* TASK REQUIREMENTS *
Please copy out all the data. Every detail stays the same.

═══

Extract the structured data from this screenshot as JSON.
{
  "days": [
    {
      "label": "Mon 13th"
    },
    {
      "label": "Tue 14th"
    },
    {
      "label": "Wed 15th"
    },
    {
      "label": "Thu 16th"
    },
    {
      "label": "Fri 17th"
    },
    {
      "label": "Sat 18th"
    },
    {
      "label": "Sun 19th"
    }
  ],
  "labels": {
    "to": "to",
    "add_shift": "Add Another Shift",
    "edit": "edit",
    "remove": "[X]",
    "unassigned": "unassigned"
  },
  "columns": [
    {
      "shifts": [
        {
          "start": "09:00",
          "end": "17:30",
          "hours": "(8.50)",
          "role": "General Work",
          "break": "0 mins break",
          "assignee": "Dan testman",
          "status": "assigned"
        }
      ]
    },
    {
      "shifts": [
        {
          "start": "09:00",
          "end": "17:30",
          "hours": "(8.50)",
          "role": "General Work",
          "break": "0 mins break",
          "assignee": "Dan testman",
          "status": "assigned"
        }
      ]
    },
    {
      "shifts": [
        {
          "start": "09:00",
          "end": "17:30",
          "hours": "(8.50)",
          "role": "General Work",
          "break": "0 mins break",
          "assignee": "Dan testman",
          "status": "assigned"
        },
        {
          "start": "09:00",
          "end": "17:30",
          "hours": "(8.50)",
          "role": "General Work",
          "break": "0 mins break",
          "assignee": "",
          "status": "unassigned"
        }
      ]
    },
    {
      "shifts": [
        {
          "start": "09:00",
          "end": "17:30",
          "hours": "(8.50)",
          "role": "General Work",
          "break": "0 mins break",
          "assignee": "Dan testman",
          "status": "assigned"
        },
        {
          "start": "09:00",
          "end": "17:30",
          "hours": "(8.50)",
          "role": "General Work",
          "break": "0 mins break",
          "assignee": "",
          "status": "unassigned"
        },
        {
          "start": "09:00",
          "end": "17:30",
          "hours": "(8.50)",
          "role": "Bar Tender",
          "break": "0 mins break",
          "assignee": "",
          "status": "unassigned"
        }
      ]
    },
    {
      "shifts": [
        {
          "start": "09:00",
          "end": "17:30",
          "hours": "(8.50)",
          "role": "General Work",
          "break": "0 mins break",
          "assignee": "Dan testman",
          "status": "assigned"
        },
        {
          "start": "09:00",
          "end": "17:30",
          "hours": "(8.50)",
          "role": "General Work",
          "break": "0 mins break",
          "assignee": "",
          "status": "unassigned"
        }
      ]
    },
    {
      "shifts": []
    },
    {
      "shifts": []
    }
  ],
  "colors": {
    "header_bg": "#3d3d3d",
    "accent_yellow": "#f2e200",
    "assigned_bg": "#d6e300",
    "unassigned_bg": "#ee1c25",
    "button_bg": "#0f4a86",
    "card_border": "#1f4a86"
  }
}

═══

* OUTPUT FOR THIS EXERCISE *
Extract the structured data from this screenshot as JSON.
{
  "days": [
    {
      "label": "Mon 13th"
    },
    {
      "label": "Tue 14th"
    },
    {
      "label": "Wed 15th"
    },
    {
      "label": "Thu 16th"
    },
    {
      "label": "Fri 17th"
    },
    {
      "label": "Sat 18th"
    },
    {
      "label": "Sun 19th"
    }
  ],
  "labels": {
    "to": "to",
    "add_shift": "Add Another Shift",
    "edit": "edit",
    "remove": "[X]",
    "unassigned": "unassigned"
  },
  "columns": [
    {
      "shifts": [
        {
          "start": "09:00",
          "end": "17:30",
          "hours": "(8.50)",
          "role": "General Work",
          "break": "0 mins break",
          "assignee": "Dan testman",
          "status": "assigned"
        }
      ]
    },
    {
      "shifts": [
        {
          "start": "09:00",
          "end": "17:30",
          "hours": "(8.50)",
          "role": "General Work",
          "break": "0 mins break",
          "assignee": "Dan testman",
          "status": "assigned"
        }
      ]
    },
    {
      "shifts": [
        {
          "start": "09:00",
          "end": "17:30",
          "hours": "(8.50)",
          "role": "General Work",
          "break": "0 mins break",
          "assignee": "Dan testman",
          "status": "assigned"
        },
        {
          "start": "09:00",
          "end": "17:30",
          "hours": "(8.50)",
          "role": "General Work",
          "break": "0 mins break",
          "assignee": "",
          "status": "unassigned"
        }
      ]
    },
    {
      "shifts": [
        {
          "start": "09:00",
          "end": "17:30",
          "hours": "(8.50)",
          "role": "General Work",
          "break": "0 mins break",
          "assignee": "Dan testman",
          "status": "assigned"
        },
        {
          "start": "09:00",
          "end": "17:30",
          "hours": "(8.50)",
          "role": "General Work",
          "break": "0 mins break",
          "assignee": "",
          "status": "unassigned"
        },
        {
          "start": "09:00",
          "end": "17:30",
          "hours": "(8.50)",
          "role": "Bar Tender",
          "break": "0 mins break",
          "assignee": "",
          "status": "unassigned"
        }
      ]
    },
    {
      "shifts": [
        {
          "start": "09:00",
          "end": "17:30",
          "hours": "(8.50)",
          "role": "General Work",
          "break": "0 mins break",
          "assignee": "Dan testman",
          "status": "assigned"
        },
        {
          "start": "09:00",
          "end": "17:30",
          "hours": "(8.50)",
          "role": "General Work",
          "break": "0 mins break",
          "assignee": "",
          "status": "unassigned"
        }
      ]
    },
    {
      "shifts": []
    },
    {
      "shifts": []
    }
  ],
  "colors": {
    "header_bg": "#3d3d3d",
    "accent_yellow": "#f2e200",
    "assigned_bg": "#d6e300",
    "unassigned_bg": "#ee1c25",
    "button_bg": "#0f4a86",
    "card_border": "#1f4a86"
  }
}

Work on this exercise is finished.